● **Prompt**: Read the lines below, and copy any that contain the string "source".

[App and web page records]
▼

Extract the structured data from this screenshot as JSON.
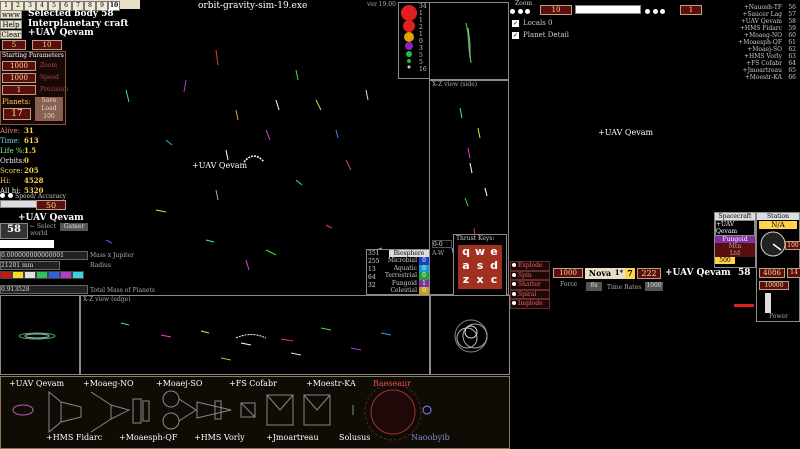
{
  "header": {
    "tabs": [
      "1",
      "2",
      "3",
      "4",
      "5",
      "6",
      "7",
      "8",
      "9",
      "10"
    ],
    "selected_body": "Selected body 58",
    "craft_type": "Interplanetary craft",
    "target_name": "+UAV Qevam",
    "window_title": "orbit-gravity-sim-19.exe",
    "version": "ver 19.00"
  },
  "left_buttons": {
    "www": "www",
    "help": "Help",
    "clear": "Clear"
  },
  "selector": {
    "value_left": "5",
    "value_right": "10"
  },
  "params": {
    "title": "Starting Parameters",
    "rows": [
      {
        "value": "1000",
        "label": "Zoom"
      },
      {
        "value": "1000",
        "label": "Speed"
      },
      {
        "value": "1",
        "label": "Precision"
      }
    ],
    "planets_label": "Planets:",
    "planets_value": "17",
    "save": "Save",
    "load": "Load",
    "hundred": "100"
  },
  "stats": [
    {
      "label": "Alive:",
      "value": "31"
    },
    {
      "label": "Time:",
      "value": "613"
    },
    {
      "label": "Life %:",
      "value": "1.5"
    },
    {
      "label": "Orbits:",
      "value": "0"
    },
    {
      "label": "Score:",
      "value": "205"
    },
    {
      "label": "Hi:",
      "value": "4528"
    },
    {
      "label": "All hi:",
      "value": "5320"
    }
  ],
  "speed_accuracy": {
    "label": "Speed/ Accuracy",
    "value": "50"
  },
  "body_panel": {
    "name": "+UAV Qevam",
    "number": "58",
    "select_world": "← Select\nworld",
    "gamer_tab": "Gamer",
    "mass_text": "Mass x Jupiter",
    "mass_value": "0.000000000000001",
    "radius_value": "21201 mm",
    "radius_text": "Radius",
    "total_mass_value": "0.913528",
    "total_mass_text": "Total Mass of Planets",
    "colors": [
      "#c21818",
      "#f0e020",
      "#e0e0e0",
      "#30c060",
      "#3060e0",
      "#b040c0",
      "#40d0e0"
    ]
  },
  "main_view": {
    "ship_label": "+UAV Qevam"
  },
  "xz_view": {
    "title": "X-Z view (side)"
  },
  "xz_edge": {
    "title": "X-Z view (edge)"
  },
  "legend_values": [
    "34",
    "1",
    "1",
    "2",
    "1",
    "0",
    "3",
    "5",
    "5",
    "16"
  ],
  "right_top": {
    "zoom_label": "Zoom",
    "zoom_value": "10",
    "speed_value": "1",
    "locals_label": "Locals",
    "locals_value": "0",
    "planet_detail": "Planet Detail",
    "ship_label": "+UAV Qevam"
  },
  "ship_list": [
    {
      "name": "+Nauosh-TF",
      "num": "56"
    },
    {
      "name": "+Saucer Lag",
      "num": "57"
    },
    {
      "name": "+UAV Qevam",
      "num": "58"
    },
    {
      "name": "+HMS Fidarc",
      "num": "59"
    },
    {
      "name": "+Moaeg-NO",
      "num": "60"
    },
    {
      "name": "+Moaesph-QF",
      "num": "61"
    },
    {
      "name": "+Moaej-SO",
      "num": "62"
    },
    {
      "name": "+HMS Vorly",
      "num": "63"
    },
    {
      "name": "+FS Cofabr",
      "num": "64"
    },
    {
      "name": "+Jmoartreau",
      "num": "65"
    },
    {
      "name": "+Moestr-KA",
      "num": "66"
    }
  ],
  "biosphere": {
    "title": "Biosphere",
    "left_values": [
      "351",
      "255",
      "13",
      "64",
      "32"
    ],
    "rows": [
      {
        "label": "Microbial",
        "value": "0",
        "color": "#1a40c0"
      },
      {
        "label": "Aquatic",
        "value": "0",
        "color": "#10a0d0"
      },
      {
        "label": "Terrestrial",
        "value": "0",
        "color": "#20a040"
      },
      {
        "label": "Fungoid",
        "value": "1",
        "color": "#8030a0"
      },
      {
        "label": "Celestial",
        "value": "0",
        "color": "#c0a020"
      }
    ],
    "dropdown_value": "0-0",
    "aw": "A-W"
  },
  "thrust": {
    "title": "Thrust Keys:",
    "keys": [
      "q",
      "w",
      "e",
      "a",
      "s",
      "d",
      "z",
      "x",
      "c"
    ]
  },
  "actions": {
    "items": [
      "Explode",
      "Spin",
      "Shatter",
      "Spiral",
      "Implode"
    ],
    "force_value": "1000",
    "force_label": "Force",
    "nova": "Nova",
    "one_star": "1*",
    "seven": "7",
    "big_num": "222",
    "ship_name": "+UAV Qevam",
    "ship_num": "58",
    "time_rates_label": "Time Rates",
    "time_left": "8x",
    "time_right": "1000"
  },
  "spacecraft": {
    "title": "Spacecraft",
    "current": "+UAV Qevam",
    "type": "Fungoid",
    "row3": "Mtn",
    "row4": "Ltd",
    "value": "500"
  },
  "station": {
    "title": "Station",
    "status": "N/A",
    "top_value": "100",
    "mid_value": "4086",
    "right_value": "14",
    "low_value": "10000",
    "power_label": "Power"
  },
  "fleet": {
    "top_labels": [
      "+UAV Qevam",
      "+Moaeg-NO",
      "+Moaej-SO",
      "+FS Cofabr",
      "+Moestr-KA",
      "Baeseaur"
    ],
    "bottom_labels": [
      "+HMS Fidarc",
      "+Moaesph-QF",
      "+HMS Vorly",
      "+Jmoartreau",
      "Solusus",
      "Naoobyib"
    ]
  }
}
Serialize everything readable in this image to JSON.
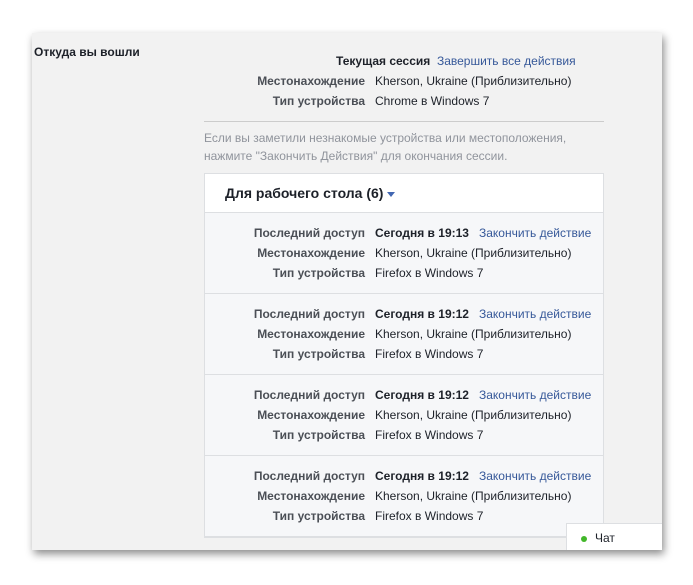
{
  "section_title": "Откуда вы вошли",
  "current": {
    "label": "Текущая сессия",
    "end_all": "Завершить все действия",
    "location_label": "Местонахождение",
    "location": "Kherson, Ukraine (Приблизительно)",
    "device_label": "Тип устройства",
    "device": "Chrome в Windows 7"
  },
  "note": "Если вы заметили незнакомые устройства или местоположения, нажмите \"Закончить Действия\" для окончания сессии.",
  "desktop": {
    "title": "Для рабочего стола (6)",
    "sessions": [
      {
        "last_label": "Последний доступ",
        "last": "Сегодня в 19:13",
        "end": "Закончить действие",
        "location_label": "Местонахождение",
        "location": "Kherson, Ukraine (Приблизительно)",
        "device_label": "Тип устройства",
        "device": "Firefox в Windows 7"
      },
      {
        "last_label": "Последний доступ",
        "last": "Сегодня в 19:12",
        "end": "Закончить действие",
        "location_label": "Местонахождение",
        "location": "Kherson, Ukraine (Приблизительно)",
        "device_label": "Тип устройства",
        "device": "Firefox в Windows 7"
      },
      {
        "last_label": "Последний доступ",
        "last": "Сегодня в 19:12",
        "end": "Закончить действие",
        "location_label": "Местонахождение",
        "location": "Kherson, Ukraine (Приблизительно)",
        "device_label": "Тип устройства",
        "device": "Firefox в Windows 7"
      },
      {
        "last_label": "Последний доступ",
        "last": "Сегодня в 19:12",
        "end": "Закончить действие",
        "location_label": "Местонахождение",
        "location": "Kherson, Ukraine (Приблизительно)",
        "device_label": "Тип устройства",
        "device": "Firefox в Windows 7"
      }
    ]
  },
  "chat": {
    "label": "Чат"
  }
}
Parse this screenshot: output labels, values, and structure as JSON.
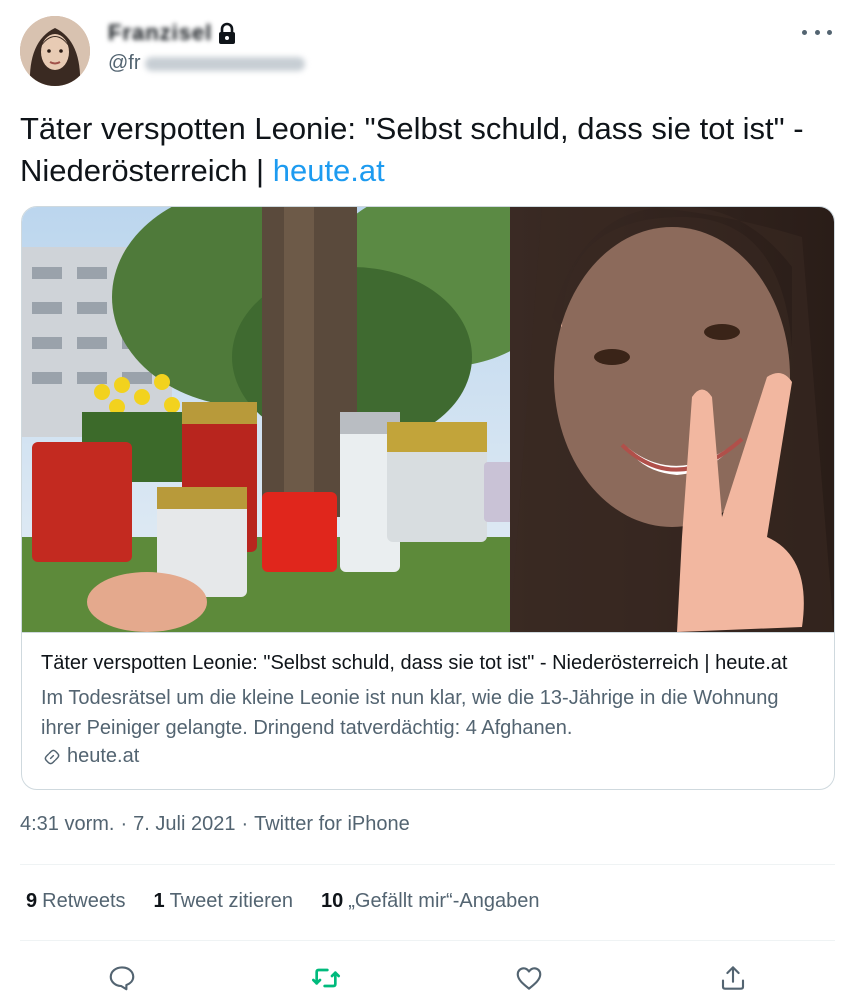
{
  "user": {
    "display_name": "Franzisel",
    "handle_prefix": "@fr"
  },
  "tweet": {
    "text": "Täter verspotten Leonie: \"Selbst schuld, dass sie tot ist\" - Niederösterreich | ",
    "link": "heute.at"
  },
  "card": {
    "title": "Täter verspotten Leonie: \"Selbst schuld, dass sie tot ist\" - Niederösterreich | heute.at",
    "description": "Im Todesrätsel um die kleine Leonie ist nun klar, wie die 13-Jährige in die Wohnung ihrer Peiniger gelangte. Dringend tatverdächtig: 4 Afghanen.",
    "domain": "heute.at"
  },
  "meta": {
    "time": "4:31 vorm.",
    "sep1": "·",
    "date": "7. Juli 2021",
    "sep2": "·",
    "source": "Twitter for iPhone"
  },
  "stats": {
    "retweets_count": "9",
    "retweets_label": "Retweets",
    "quotes_count": "1",
    "quotes_label": "Tweet zitieren",
    "likes_count": "10",
    "likes_label": "„Gefällt mir“-Angaben"
  },
  "icons": {
    "reply": "speech-bubble-icon",
    "retweet": "retweet-icon",
    "like": "heart-icon",
    "share": "share-icon",
    "lock": "lock-icon",
    "link": "link-icon",
    "more": "ellipsis-icon"
  },
  "colors": {
    "link": "#1d9bf0",
    "secondary_text": "#536471",
    "retweet_active": "#00ba7c"
  }
}
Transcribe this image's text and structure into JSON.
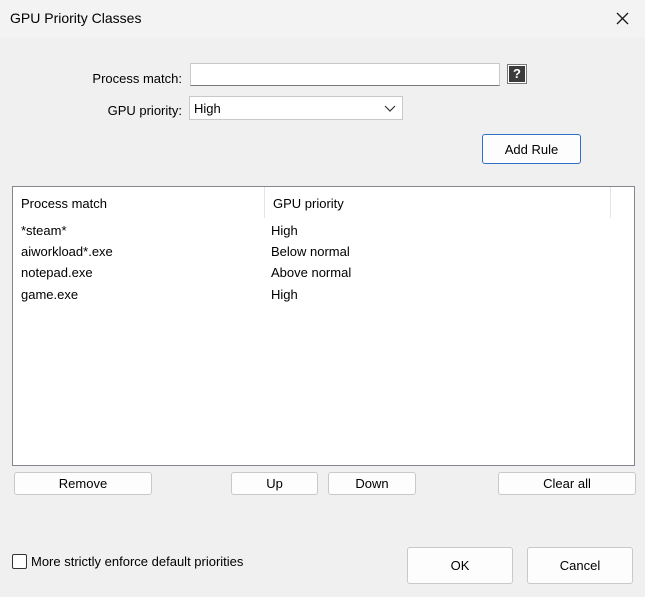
{
  "window": {
    "title": "GPU Priority Classes"
  },
  "form": {
    "process_match_label": "Process match:",
    "process_match_value": "",
    "gpu_priority_label": "GPU priority:",
    "gpu_priority_selected": "High",
    "help_label": "?",
    "add_rule_label": "Add Rule"
  },
  "list": {
    "columns": [
      "Process match",
      "GPU priority"
    ],
    "rows": [
      [
        "*steam*",
        "High"
      ],
      [
        "aiworkload*.exe",
        "Below normal"
      ],
      [
        "notepad.exe",
        "Above normal"
      ],
      [
        "game.exe",
        "High"
      ]
    ]
  },
  "actions": {
    "remove_label": "Remove",
    "up_label": "Up",
    "down_label": "Down",
    "clear_all_label": "Clear all"
  },
  "options": {
    "strict_label": "More strictly enforce default priorities",
    "strict_checked": false
  },
  "footer": {
    "ok_label": "OK",
    "cancel_label": "Cancel"
  }
}
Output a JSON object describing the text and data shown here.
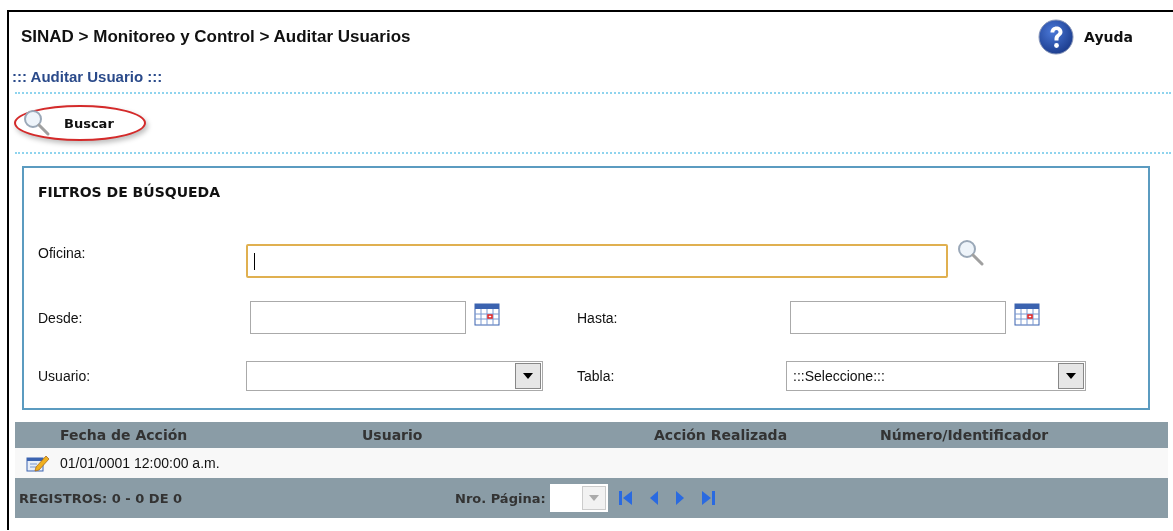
{
  "breadcrumb": "SINAD > Monitoreo y Control > Auditar Usuarios",
  "help": {
    "label": "Ayuda"
  },
  "section_title": "::: Auditar Usuario :::",
  "toolbar": {
    "button": {
      "label": "Buscar",
      "highlighted": true
    }
  },
  "filters": {
    "title": "FILTROS DE BÚSQUEDA",
    "rows": [
      {
        "fields": [
          {
            "kind": "lookup",
            "label": "Oficina:",
            "focused": true
          }
        ]
      },
      {
        "fields": [
          {
            "kind": "date",
            "label": "Desde:",
            "focused": false
          },
          {
            "kind": "date",
            "label": "Hasta:",
            "focused": false
          }
        ]
      },
      {
        "fields": [
          {
            "kind": "select",
            "label": "Usuario:",
            "focused": false
          },
          {
            "kind": "select",
            "label": "Tabla:",
            "value": ":::Seleccione:::",
            "focused": false
          }
        ]
      }
    ]
  },
  "table": {
    "columns": [
      "Fecha de Acción",
      "Usuario",
      "Acción Realizada",
      "Número/Identificador"
    ],
    "rows": [
      {
        "cells": [
          "01/01/0001 12:00:00 a.m.",
          "",
          "",
          ""
        ]
      }
    ]
  },
  "footer": {
    "records": "REGISTROS: 0 - 0 DE 0",
    "page_label": "Nro. Página:",
    "page_select": {
      "disabled": true
    }
  }
}
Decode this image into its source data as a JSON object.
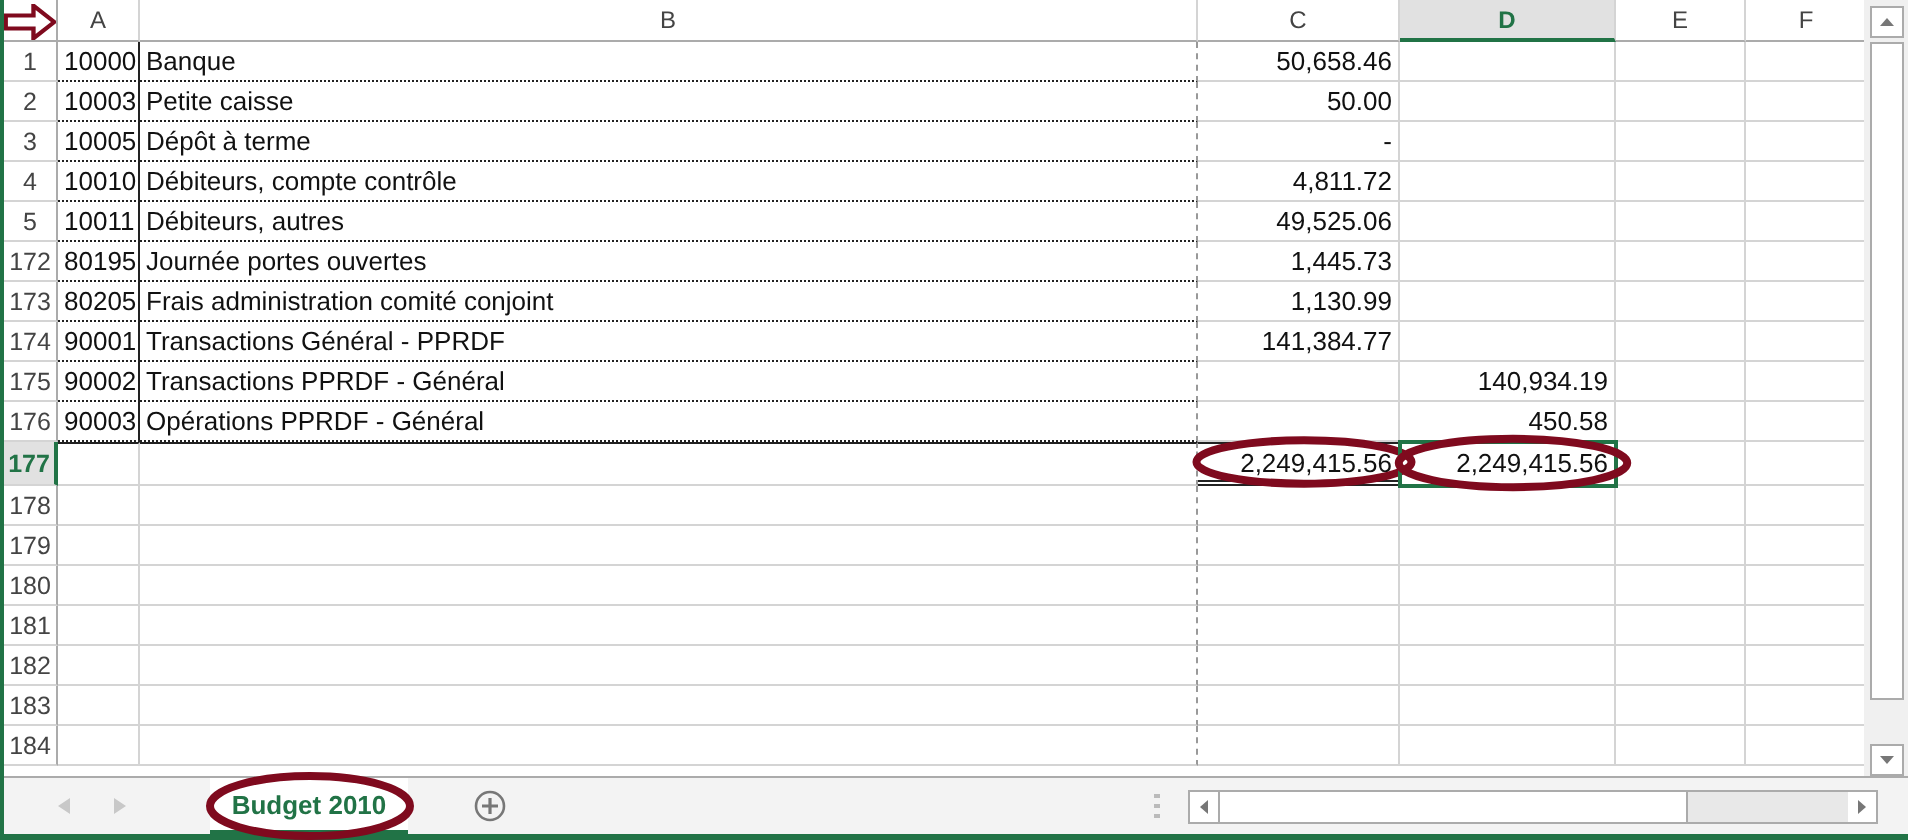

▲

● **Task answer**:
    "source": "Twitter for iPhone"
Decode this image into its source data as a JSON object.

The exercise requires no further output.